Before the team at iFixit got to the systematic dismantling of the Pixel 2 XL, they took an X-ray of it and theorized that the dark rows of rectangles on either side of the screen were the squeeze sensors. Turns out, they were right as pressure sensitivity is achieved through a pair of flexible sensors on either side of the phone.
“The sensor consists of a flexible printed circuit board wrapped around both sides of a line of steel chunks, with strain gauges bridging the gaps between the metal bits.”
Those 14 little rectangles (seven each side) are a part of the squeeze sensors.
Strain gauges are resistors that can offer a varying range of resistance when stretched or compressed. There are two rows of strain gauges that run along a flexible separator. This design affords more sensitivity to stress than a single layer of gauges would.
In other words, varying amounts of pressure to the sensors create a much more granular fluctuation of resistance. This granularity comes in handy if engineers want to design different effects or functions dependent on the amount of pressure applied.
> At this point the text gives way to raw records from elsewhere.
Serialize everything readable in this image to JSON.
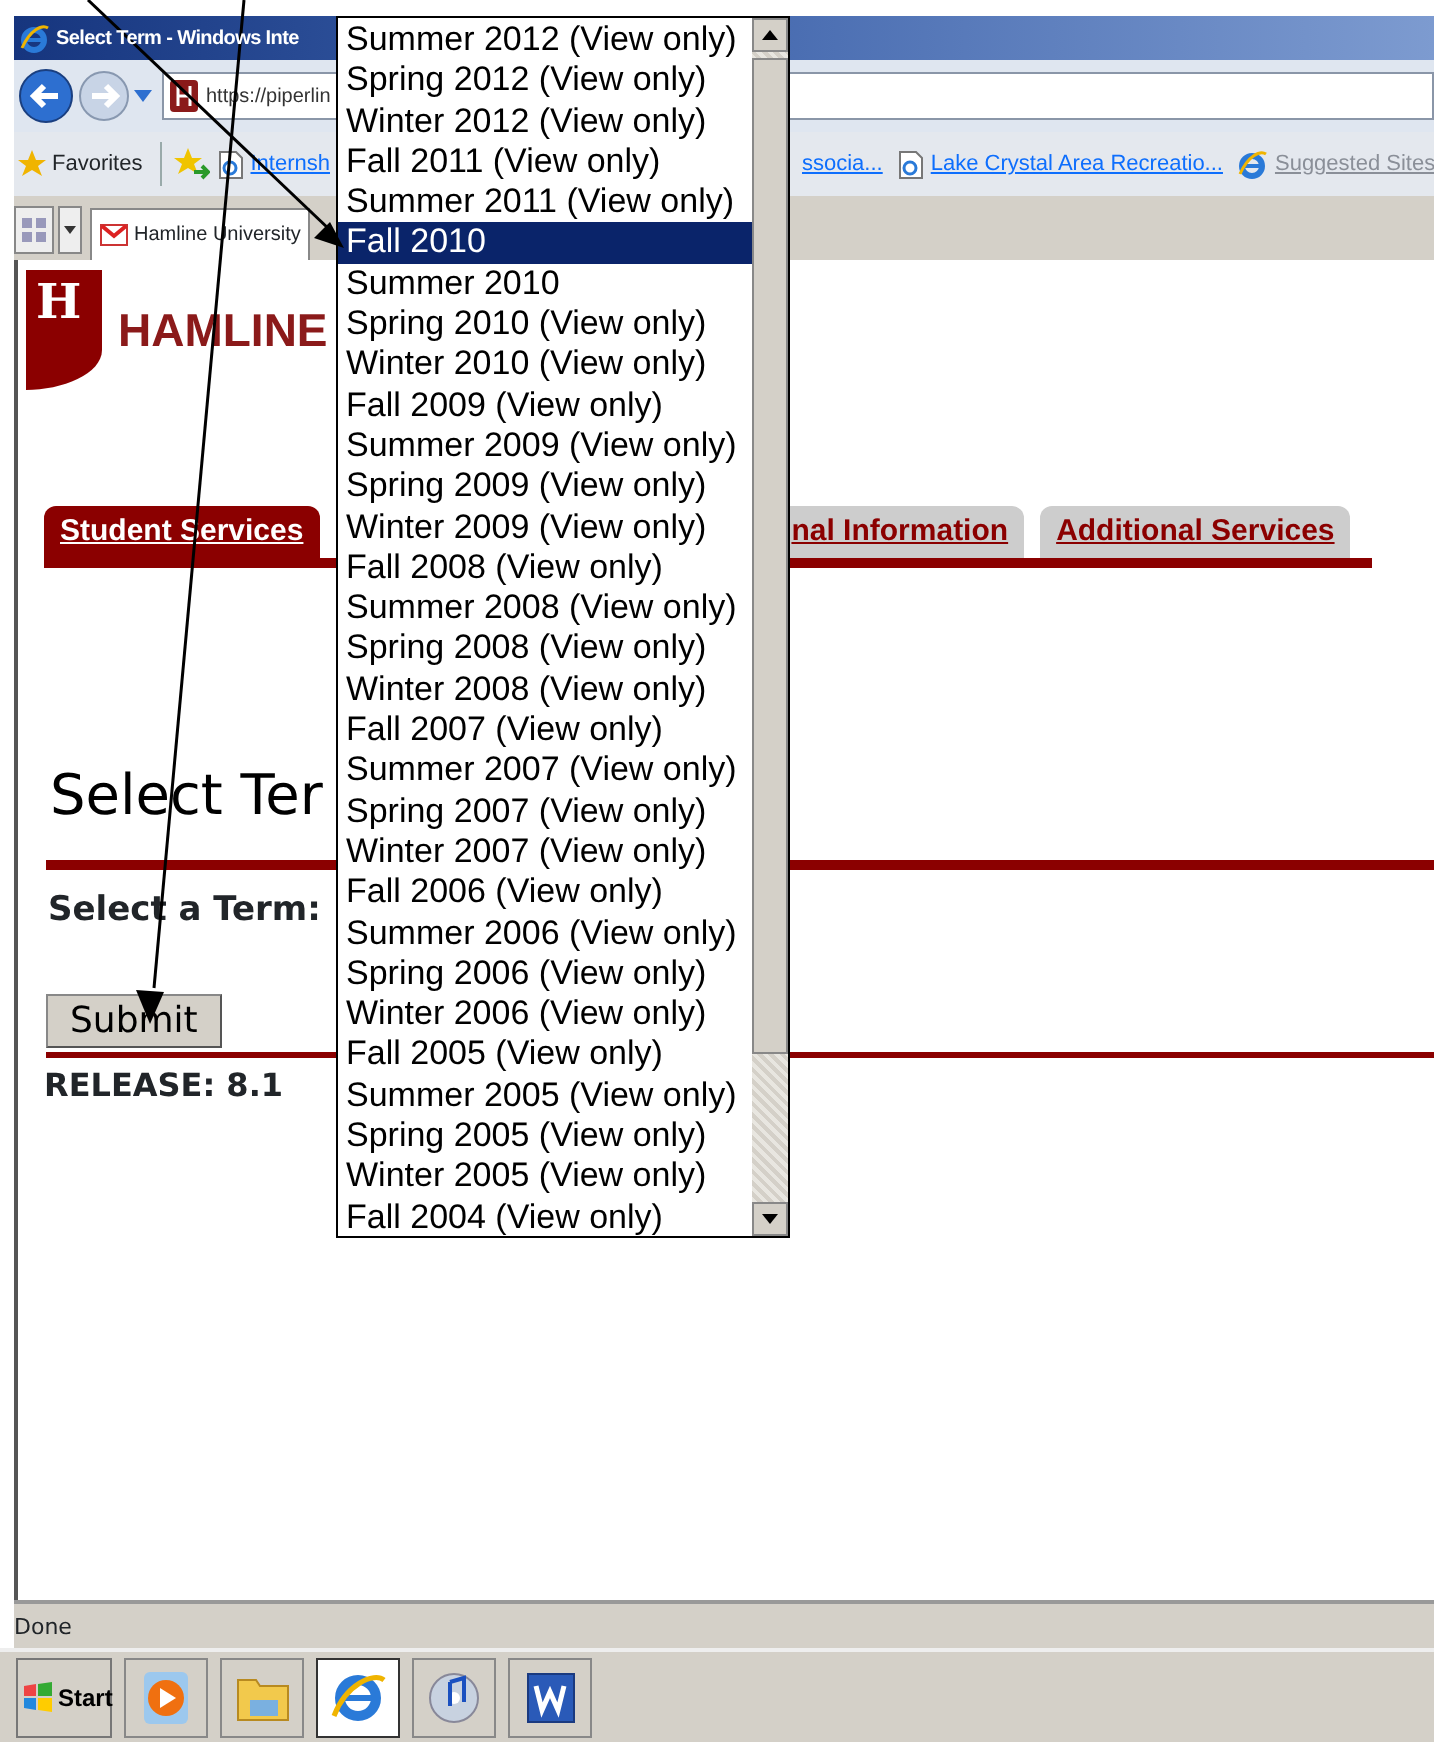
{
  "window": {
    "title": "Select Term - Windows Inte"
  },
  "address_bar": {
    "url": "https://piperlin"
  },
  "favorites_bar": {
    "label": "Favorites",
    "links": [
      {
        "text": "Internsh",
        "kind": "page",
        "disabled": false
      },
      {
        "text": "ssocia...",
        "kind": "plain",
        "disabled": false
      },
      {
        "text": "Lake Crystal Area Recreatio...",
        "kind": "page",
        "disabled": false
      },
      {
        "text": "Suggested Sites",
        "kind": "menu",
        "disabled": true
      }
    ]
  },
  "browser_tabs": [
    {
      "title": "Hamline University",
      "selected": true
    }
  ],
  "page": {
    "logo_letter": "H",
    "logo": "HAMLINE",
    "nav_tabs": [
      {
        "label": "Student Services",
        "selected": true
      },
      {
        "label": "nal Information",
        "selected": false
      },
      {
        "label": "Additional Services",
        "selected": false
      }
    ],
    "heading": "Select Ter",
    "field_label": "Select a Term:",
    "submit": "Submit",
    "release": "RELEASE: 8.1"
  },
  "term_dropdown": {
    "options": [
      {
        "label": "Summer 2012 (View only)",
        "selected": false
      },
      {
        "label": "Spring 2012 (View only)",
        "selected": false
      },
      {
        "label": "Winter 2012 (View only)",
        "selected": false
      },
      {
        "label": "Fall 2011 (View only)",
        "selected": false
      },
      {
        "label": "Summer 2011 (View only)",
        "selected": false
      },
      {
        "label": "Fall 2010",
        "selected": true
      },
      {
        "label": "Summer 2010",
        "selected": false
      },
      {
        "label": "Spring 2010 (View only)",
        "selected": false
      },
      {
        "label": "Winter 2010 (View only)",
        "selected": false
      },
      {
        "label": "Fall 2009 (View only)",
        "selected": false
      },
      {
        "label": "Summer 2009 (View only)",
        "selected": false
      },
      {
        "label": "Spring 2009 (View only)",
        "selected": false
      },
      {
        "label": "Winter 2009 (View only)",
        "selected": false
      },
      {
        "label": "Fall 2008 (View only)",
        "selected": false
      },
      {
        "label": "Summer 2008 (View only)",
        "selected": false
      },
      {
        "label": "Spring 2008 (View only)",
        "selected": false
      },
      {
        "label": "Winter 2008 (View only)",
        "selected": false
      },
      {
        "label": "Fall 2007 (View only)",
        "selected": false
      },
      {
        "label": "Summer 2007 (View only)",
        "selected": false
      },
      {
        "label": "Spring 2007 (View only)",
        "selected": false
      },
      {
        "label": "Winter 2007 (View only)",
        "selected": false
      },
      {
        "label": "Fall 2006 (View only)",
        "selected": false
      },
      {
        "label": "Summer 2006 (View only)",
        "selected": false
      },
      {
        "label": "Spring 2006 (View only)",
        "selected": false
      },
      {
        "label": "Winter 2006 (View only)",
        "selected": false
      },
      {
        "label": "Fall 2005 (View only)",
        "selected": false
      },
      {
        "label": "Summer 2005 (View only)",
        "selected": false
      },
      {
        "label": "Spring 2005 (View only)",
        "selected": false
      },
      {
        "label": "Winter 2005 (View only)",
        "selected": false
      },
      {
        "label": "Fall 2004 (View only)",
        "selected": false
      }
    ]
  },
  "status_bar": {
    "text": "Done"
  },
  "taskbar": {
    "start": "Start",
    "apps": [
      {
        "kind": "media",
        "selected": false
      },
      {
        "kind": "folder",
        "selected": false
      },
      {
        "kind": "browser",
        "selected": true
      },
      {
        "kind": "music",
        "selected": false
      },
      {
        "kind": "word",
        "selected": false
      }
    ]
  }
}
The Pixel 2 XL’s squeeze functionality is currently limited to silencing incoming calls and activating Google Assistant. The only use of the strain gauges at the moment is as a setting to adjust the amount of pressure needed to register the squeeze. However, it seems that multiple functions could be programmed into the OS to take advantage of varying degrees of stress to the sensors.
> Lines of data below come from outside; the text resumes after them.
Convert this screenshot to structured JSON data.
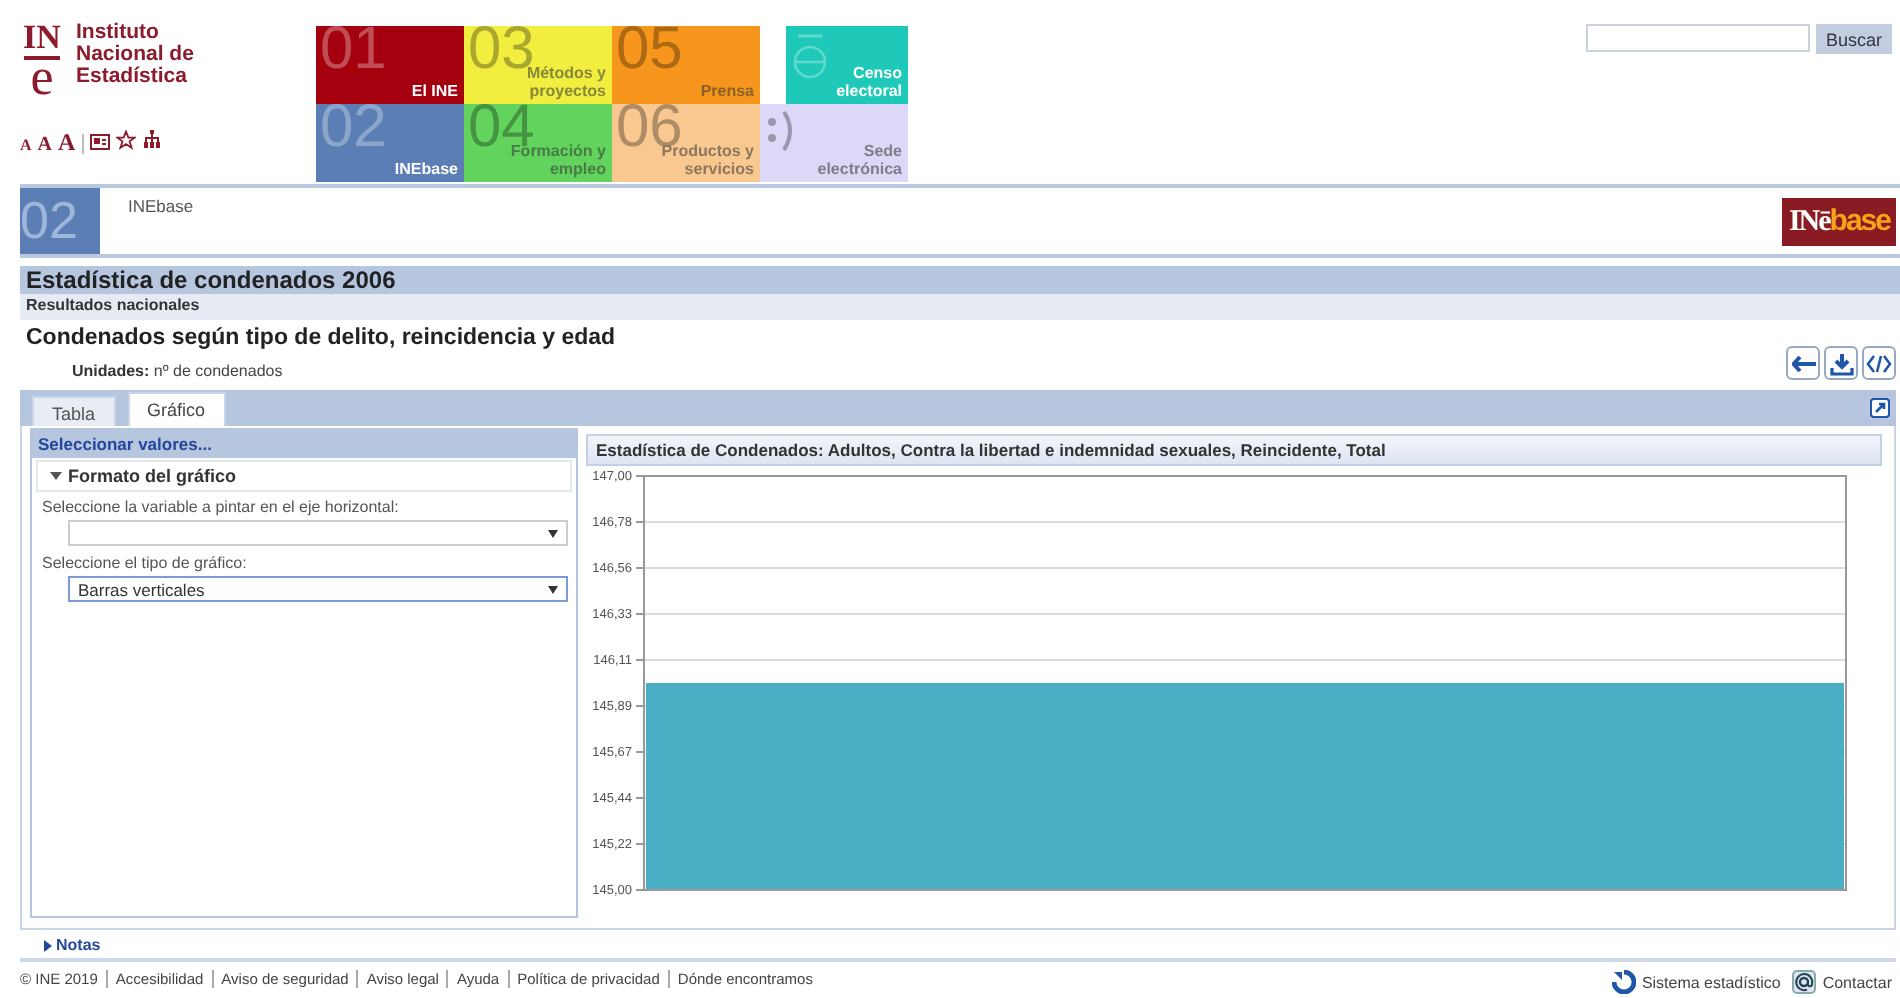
{
  "logo": {
    "mark_top": "IN",
    "mark_bottom": "e",
    "name_lines": [
      "Instituto",
      "Nacional de",
      "Estadística"
    ]
  },
  "text_size_buttons": [
    "A",
    "A",
    "A"
  ],
  "nav_tiles": [
    {
      "kind": "numbered",
      "number": "01",
      "label": "El INE",
      "color": "#a5000d"
    },
    {
      "kind": "numbered",
      "number": "02",
      "label": "INEbase",
      "color": "#5b7fb5"
    },
    {
      "kind": "numbered",
      "number": "03",
      "label": "Métodos y proyectos",
      "color": "#f2ee40"
    },
    {
      "kind": "numbered",
      "number": "04",
      "label": "Formación y empleo",
      "color": "#62d45e"
    },
    {
      "kind": "numbered",
      "number": "05",
      "label": "Prensa",
      "color": "#f7961d"
    },
    {
      "kind": "numbered",
      "number": "06",
      "label": "Productos y servicios",
      "color": "#f9c890"
    },
    {
      "kind": "census",
      "label": "Censo electoral",
      "color": "#1fc9b9"
    },
    {
      "kind": "portal",
      "label": "Sede electrónica",
      "color": "#dcd8f7"
    }
  ],
  "search": {
    "button": "Buscar"
  },
  "section": {
    "number": "02",
    "label": "INEbase"
  },
  "brand_logo": {
    "prefix": "INē",
    "suffix": "base"
  },
  "title": "Estadística de condenados 2006",
  "subtitle": "Resultados nacionales",
  "table_title": "Condenados según tipo de delito, reincidencia y edad",
  "units": {
    "label": "Unidades:",
    "value": "nº de condenados"
  },
  "tabs": [
    {
      "label": "Tabla",
      "selected": false
    },
    {
      "label": "Gráfico",
      "selected": true
    }
  ],
  "options_panel": {
    "header": "Seleccionar valores...",
    "section": "Formato del gráfico",
    "expanded": true,
    "fields": [
      {
        "label": "Seleccione la variable a pintar en el eje horizontal:",
        "focused": false
      },
      {
        "label": "Seleccione el tipo de gráfico:",
        "value": "Barras verticales",
        "focused": true
      }
    ]
  },
  "chart_data": {
    "type": "bar",
    "title": "Estadística de Condenados: Adultos, Contra la libertad e indemnidad sexuales, Reincidente, Total",
    "series": [
      {
        "color": "#4aaec4",
        "values": [
          146
        ]
      }
    ],
    "grid": true,
    "ylim": [
      145,
      147
    ],
    "yticks": [
      {
        "value": 145,
        "label": "145,00"
      },
      {
        "value": 145.222,
        "label": "145,22"
      },
      {
        "value": 145.444,
        "label": "145,44"
      },
      {
        "value": 145.667,
        "label": "145,67"
      },
      {
        "value": 145.889,
        "label": "145,89"
      },
      {
        "value": 146.111,
        "label": "146,11"
      },
      {
        "value": 146.333,
        "label": "146,33"
      },
      {
        "value": 146.556,
        "label": "146,56"
      },
      {
        "value": 146.778,
        "label": "146,78"
      },
      {
        "value": 147,
        "label": "147,00"
      }
    ]
  },
  "notes": "Notas",
  "footer": {
    "links": [
      "© INE 2019",
      "Accesibilidad",
      "Aviso de seguridad",
      "Aviso legal",
      "Ayuda",
      "Política de privacidad",
      "Dónde encontramos"
    ],
    "right_links": [
      "Sistema estadístico",
      "Contactar"
    ]
  }
}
Many of the components in the Pixel 2 XL are modular and can be replaced if needed, a big plus. The assembly is held together by only nine Phillips #00 screws although opening picks and a heat gun to loosen up adhesives are still a necessity.
On the downside, the battery is harder to remove than it was in previous models. It used to have a pull tab that made it easier to get out but now there is no tab and the battery is wedged in pretty tight. Plus, “the stubborn midframe and tight-fitting display cable covers make for more labor-intensive repairs.”
With regard to the pressure sensors, I would like to see Google come up with other ways to use them. They look to be way more versatile and deserve to be used as more than just a gimmicky alternative to a button.
As far as repairability goes, iFixit ranks the Pixel 2 XL a six out of 10. You could fix it yourself but unless you know what you are doing and have the right tools, you’d be better off letting a pro handle it.
Teardown images courtesy iFixit